EXTRACTED ENTRIES:
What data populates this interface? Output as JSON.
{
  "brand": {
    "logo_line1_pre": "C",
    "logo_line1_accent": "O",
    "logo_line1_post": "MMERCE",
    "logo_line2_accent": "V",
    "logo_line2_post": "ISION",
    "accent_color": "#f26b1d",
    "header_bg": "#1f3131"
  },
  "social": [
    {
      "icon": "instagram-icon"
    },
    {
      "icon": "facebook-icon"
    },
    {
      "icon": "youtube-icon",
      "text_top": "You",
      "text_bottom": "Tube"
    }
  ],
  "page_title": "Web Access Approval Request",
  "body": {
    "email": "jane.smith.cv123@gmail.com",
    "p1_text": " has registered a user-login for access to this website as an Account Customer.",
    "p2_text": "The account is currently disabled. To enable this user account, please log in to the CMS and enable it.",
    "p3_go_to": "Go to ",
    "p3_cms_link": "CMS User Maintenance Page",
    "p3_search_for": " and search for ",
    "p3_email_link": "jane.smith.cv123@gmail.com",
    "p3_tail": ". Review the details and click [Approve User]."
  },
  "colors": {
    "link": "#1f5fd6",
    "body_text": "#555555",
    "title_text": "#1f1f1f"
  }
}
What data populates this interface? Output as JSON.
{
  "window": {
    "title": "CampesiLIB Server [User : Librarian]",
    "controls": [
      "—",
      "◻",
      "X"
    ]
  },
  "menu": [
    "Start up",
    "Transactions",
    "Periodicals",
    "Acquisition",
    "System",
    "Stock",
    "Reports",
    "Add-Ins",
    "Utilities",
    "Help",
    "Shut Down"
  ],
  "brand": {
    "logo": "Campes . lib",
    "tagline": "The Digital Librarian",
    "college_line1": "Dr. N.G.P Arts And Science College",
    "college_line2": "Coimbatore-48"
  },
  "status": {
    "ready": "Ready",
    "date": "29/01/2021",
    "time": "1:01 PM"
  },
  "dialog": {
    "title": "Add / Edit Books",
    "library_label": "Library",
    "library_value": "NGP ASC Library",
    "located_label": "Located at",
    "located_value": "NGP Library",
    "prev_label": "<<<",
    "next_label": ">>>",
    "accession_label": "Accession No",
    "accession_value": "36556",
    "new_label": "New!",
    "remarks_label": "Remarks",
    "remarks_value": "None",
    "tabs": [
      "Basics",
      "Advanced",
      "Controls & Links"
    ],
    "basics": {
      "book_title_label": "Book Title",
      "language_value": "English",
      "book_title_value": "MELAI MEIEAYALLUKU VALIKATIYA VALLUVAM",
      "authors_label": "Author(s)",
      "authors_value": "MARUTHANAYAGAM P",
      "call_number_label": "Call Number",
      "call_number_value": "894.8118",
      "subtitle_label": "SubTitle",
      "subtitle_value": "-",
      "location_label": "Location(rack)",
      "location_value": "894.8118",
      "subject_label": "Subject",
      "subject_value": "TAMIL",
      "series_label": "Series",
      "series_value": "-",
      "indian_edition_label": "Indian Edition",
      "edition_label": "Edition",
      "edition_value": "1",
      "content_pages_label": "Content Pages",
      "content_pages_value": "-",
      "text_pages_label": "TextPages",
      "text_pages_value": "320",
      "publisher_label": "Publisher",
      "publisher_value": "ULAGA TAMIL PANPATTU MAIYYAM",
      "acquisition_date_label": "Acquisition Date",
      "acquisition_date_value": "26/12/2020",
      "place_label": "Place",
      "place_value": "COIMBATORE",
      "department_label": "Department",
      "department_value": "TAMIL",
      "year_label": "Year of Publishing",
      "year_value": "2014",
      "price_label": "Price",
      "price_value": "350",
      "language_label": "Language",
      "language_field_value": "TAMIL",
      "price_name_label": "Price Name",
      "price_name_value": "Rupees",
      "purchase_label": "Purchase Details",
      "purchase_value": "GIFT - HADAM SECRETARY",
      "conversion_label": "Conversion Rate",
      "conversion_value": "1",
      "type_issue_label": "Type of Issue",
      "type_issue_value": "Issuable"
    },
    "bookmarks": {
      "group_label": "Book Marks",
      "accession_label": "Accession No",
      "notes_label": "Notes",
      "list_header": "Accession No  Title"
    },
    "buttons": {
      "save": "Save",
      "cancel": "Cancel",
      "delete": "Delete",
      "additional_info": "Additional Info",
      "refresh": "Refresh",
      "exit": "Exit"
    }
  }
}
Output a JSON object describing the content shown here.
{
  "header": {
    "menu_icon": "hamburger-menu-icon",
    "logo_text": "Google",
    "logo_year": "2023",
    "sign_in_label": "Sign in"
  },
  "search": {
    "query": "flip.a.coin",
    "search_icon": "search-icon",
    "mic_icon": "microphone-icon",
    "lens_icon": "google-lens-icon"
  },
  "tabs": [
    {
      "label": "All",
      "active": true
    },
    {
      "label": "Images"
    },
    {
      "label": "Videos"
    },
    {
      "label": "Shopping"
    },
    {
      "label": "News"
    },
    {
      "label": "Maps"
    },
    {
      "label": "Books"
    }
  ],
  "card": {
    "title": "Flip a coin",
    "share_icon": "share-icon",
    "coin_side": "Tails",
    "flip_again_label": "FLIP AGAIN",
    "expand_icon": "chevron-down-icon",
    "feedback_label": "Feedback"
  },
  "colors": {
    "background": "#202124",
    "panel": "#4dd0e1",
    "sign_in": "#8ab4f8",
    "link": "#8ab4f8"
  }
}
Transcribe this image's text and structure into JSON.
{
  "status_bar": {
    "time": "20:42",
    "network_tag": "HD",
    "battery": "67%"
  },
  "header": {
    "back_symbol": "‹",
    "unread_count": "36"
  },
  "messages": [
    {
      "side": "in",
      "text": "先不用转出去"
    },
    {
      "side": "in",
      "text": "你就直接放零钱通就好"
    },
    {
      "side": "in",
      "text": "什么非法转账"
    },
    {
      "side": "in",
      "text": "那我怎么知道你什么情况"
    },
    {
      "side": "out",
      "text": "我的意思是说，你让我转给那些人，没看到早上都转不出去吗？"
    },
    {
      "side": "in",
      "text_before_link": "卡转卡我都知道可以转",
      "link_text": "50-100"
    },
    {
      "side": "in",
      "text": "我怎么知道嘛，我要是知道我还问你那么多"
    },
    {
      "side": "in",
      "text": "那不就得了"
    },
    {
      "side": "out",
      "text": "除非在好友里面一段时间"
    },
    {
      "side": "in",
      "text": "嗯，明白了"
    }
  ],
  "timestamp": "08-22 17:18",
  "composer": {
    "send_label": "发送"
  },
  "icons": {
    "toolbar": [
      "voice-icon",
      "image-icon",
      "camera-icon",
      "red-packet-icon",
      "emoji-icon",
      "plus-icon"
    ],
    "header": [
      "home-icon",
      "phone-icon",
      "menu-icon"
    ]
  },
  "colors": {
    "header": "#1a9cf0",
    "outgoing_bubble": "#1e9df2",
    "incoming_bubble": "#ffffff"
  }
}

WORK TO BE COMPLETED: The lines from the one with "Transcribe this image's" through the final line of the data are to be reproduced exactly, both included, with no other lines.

EXERCISE ANSWER:
Transcribe this image's text and structure into JSON.
{
  "status_bar": {
    "time": "20:42",
    "network_tag": "HD",
    "battery": "67%"
  },
  "header": {
    "back_symbol": "‹",
    "unread_count": "36"
  },
  "messages": [
    {
      "side": "in",
      "text": "先不用转出去"
    },
    {
      "side": "in",
      "text": "你就直接放零钱通就好"
    },
    {
      "side": "in",
      "text": "什么非法转账"
    },
    {
      "side": "in",
      "text": "那我怎么知道你什么情况"
    },
    {
      "side": "out",
      "text": "我的意思是说，你让我转给那些人，没看到早上都转不出去吗？"
    },
    {
      "side": "in",
      "text_before_link": "卡转卡我都知道可以转",
      "link_text": "50-100"
    },
    {
      "side": "in",
      "text": "我怎么知道嘛，我要是知道我还问你那么多"
    },
    {
      "side": "in",
      "text": "那不就得了"
    },
    {
      "side": "out",
      "text": "除非在好友里面一段时间"
    },
    {
      "side": "in",
      "text": "嗯，明白了"
    }
  ],
  "timestamp": "08-22 17:18",
  "composer": {
    "send_label": "发送"
  },
  "icons": {
    "toolbar": [
      "voice-icon",
      "image-icon",
      "camera-icon",
      "red-packet-icon",
      "emoji-icon",
      "plus-icon"
    ],
    "header": [
      "home-icon",
      "phone-icon",
      "menu-icon"
    ]
  },
  "colors": {
    "header": "#1a9cf0",
    "outgoing_bubble": "#1e9df2",
    "incoming_bubble": "#ffffff"
  }
}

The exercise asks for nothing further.